Deborah Haywood, Writer-Director
Can you remember the moment that you realised you had to be a filmmaker?
It was after being selected for Stars of Tomorrow in 2007. Directing my short film had been terrifying and I suspected I would be more suited to being a writer than a director. Then I learned about the appalling statistics for women directors and realised I had an opportunity and duty because if girls and young women see other women directing then they’ll know it’s something they could do, too. We have to be visible and on their radar. Almost like an invitation.
What inspired you to tell this story?
My own pain and loneliness and experience of being in this world. Wondering if anyone out there also felt like me. I think for me the point of writing and filmmaking is to try explore stuff that I’m still grappling with, stuff that still affects me emotionally, so I can try and understand it, and maybe even deal with it…
Is there anything that links your work? Can you describe it in one word, and then elaborate?
ME. Probably a shit answer but I think every film I make is kind of a bit like me. Real but prone to being dreamy, emotional, a bit funny, likes to ‘go there,’ loves the dark places and is drawn to the taboo. And likes colours. A couple of times people have been looking for my flat and said they looked through my window and knew it was my place because it looks like my films!
What connection to you seek to have with the audience?
In Pin Cushion it’s one of mutual recognition, I think. Like, is anyone else out there like this/me? If so, let’s hug.
Tell us about where you come from and how it filters into your work?
I’m from Swadlincote, in South Derbyshire. It’s a small ex-mining town. It filters into my work automatically because I think where you’re from creates who you are so Swad is in my DNA. It’s a unique place and growing up I think I felt ashamed to be from there because we all talked “Pit talk” and said Ayup me duck, and canner/dunner/wunner etc and I wanted to come from wherever Bananarama/Dexy’s Midnight Runners/Adam Ant came from! I remember actually practicing saying “Hi” and “Hiya” with a friend, so we could appear more sophisticated. Now I love all that and I’m sad it’s dying out now the pits are all gone…
Do you work within a spiritual framework? Do you have or grow up with a spiritual belief and does it impact in your work?
Me: Mum, did we grow up with a spiritual belief?
Me: What do you think it means?
Mum: It means where you see spirits and that sort of thing. Just put no.
Tell us about the latest film / exhibition / book / public figure / article to have inspired you?
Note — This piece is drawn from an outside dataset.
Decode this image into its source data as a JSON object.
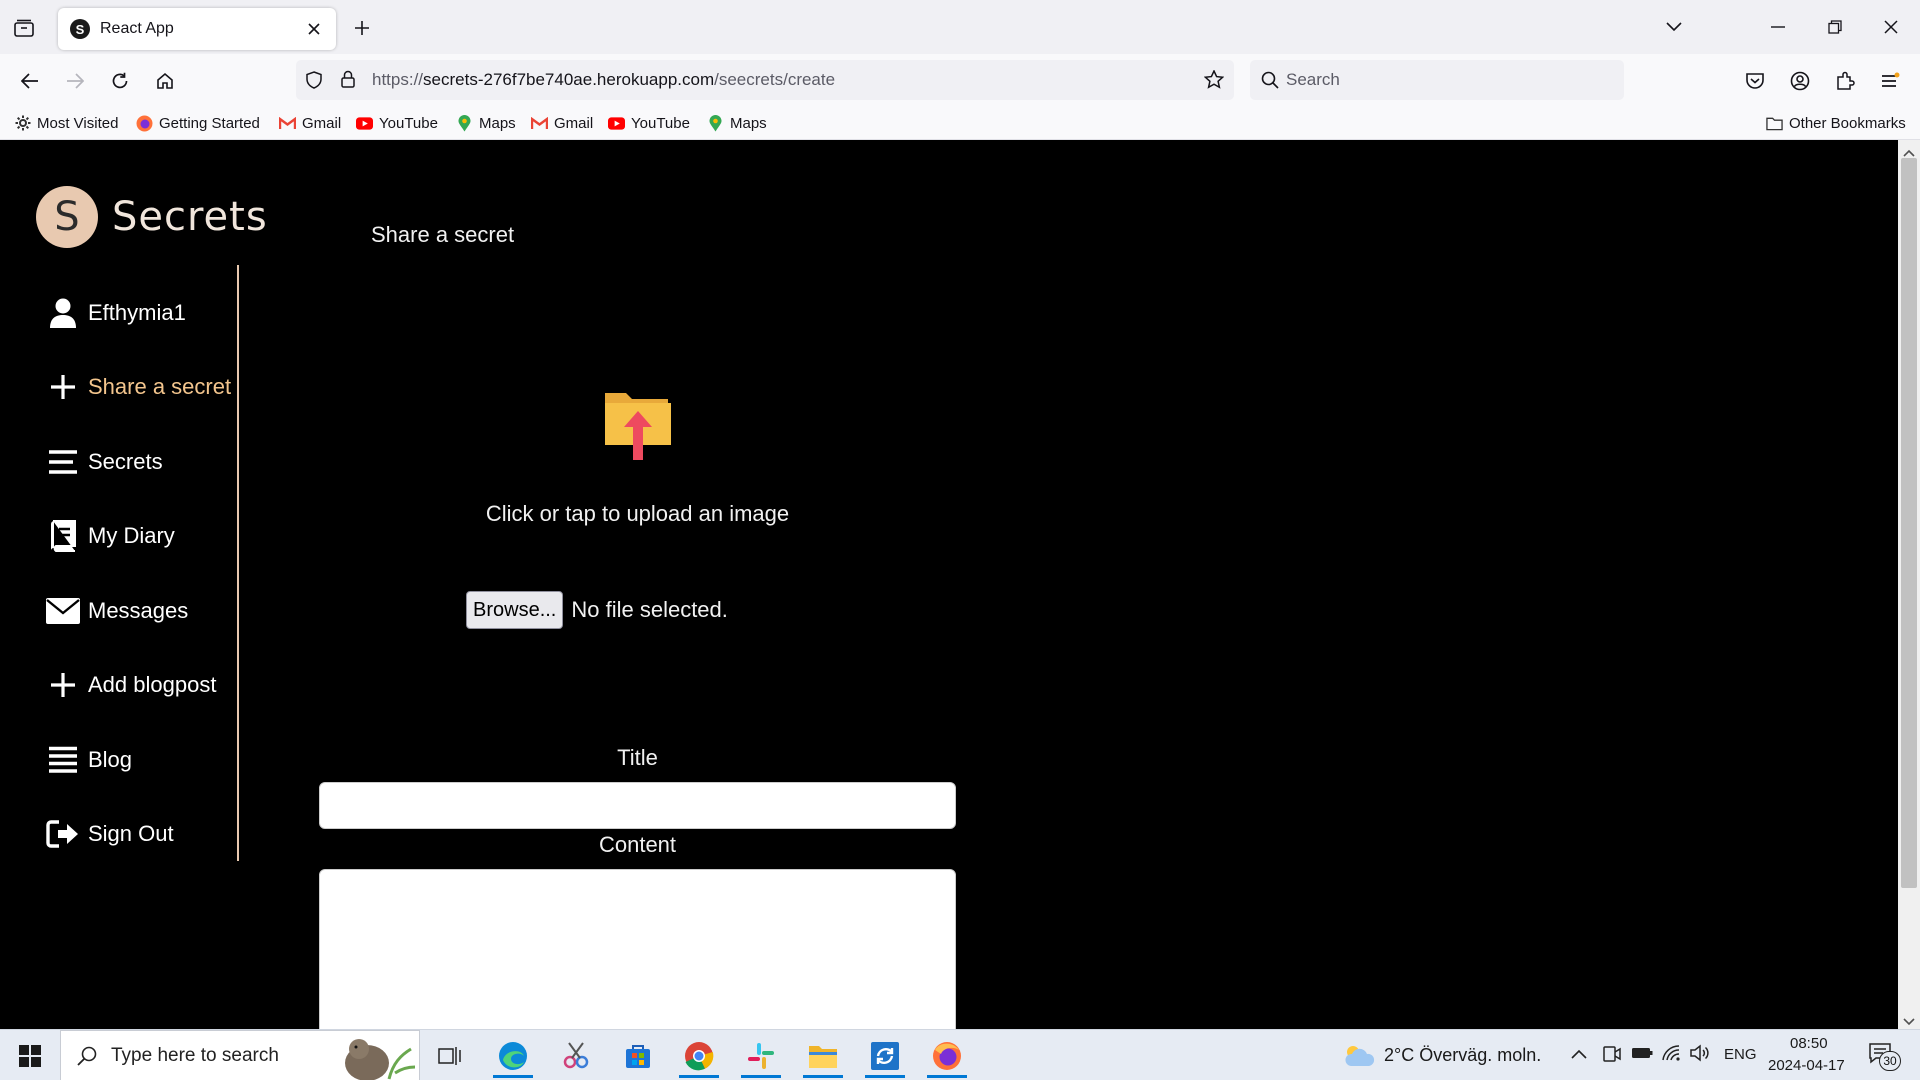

Marina Abramovic’s book. Reading it made me feel really alive. She’s brave but not without fear, shows us that the process is as important as the work. And it’s about the cost of art on the artist. And how it’s always worth it. (not what she says but it’s what I took from it).
What frustrates you about what you do?
That British cinema isn’t celebrated and supported in Britain in the way it is say in France. And the tickets to see our films cost way too much.
How do you overcome this?
Keep making films. (make art)
What does the ‘male gaze’ and ‘female gaze’ mean to you?
The male gaze (to/for me) means that a woman is looked at and photographed in a sexual way or how men want us to look. The female gaze for me is a woman photographed in a way that we see ourselves. I hope we have a female gaze on Pin Cushion. The problem is that we’ve seen the male gaze for so long now that it’s become how we feel we need to be seen (and we’re not even aware of it or that we’re doing it).
Are you hopeful about equality in film, and wider society? Please tell us why.
Yes I am. Although I think there’s a lot of work to do. And for a long time. We all have to unpick our mass unconscious bias, which is hard. But just learning that we have it and I’ve been part of the problem (shudder) and I didn’t even know until I started thinking about all this has been a revelation to me. Once we can see ourselves more clearly we can hopefully start to change our inherited patriarchal thought patterns and behaviour.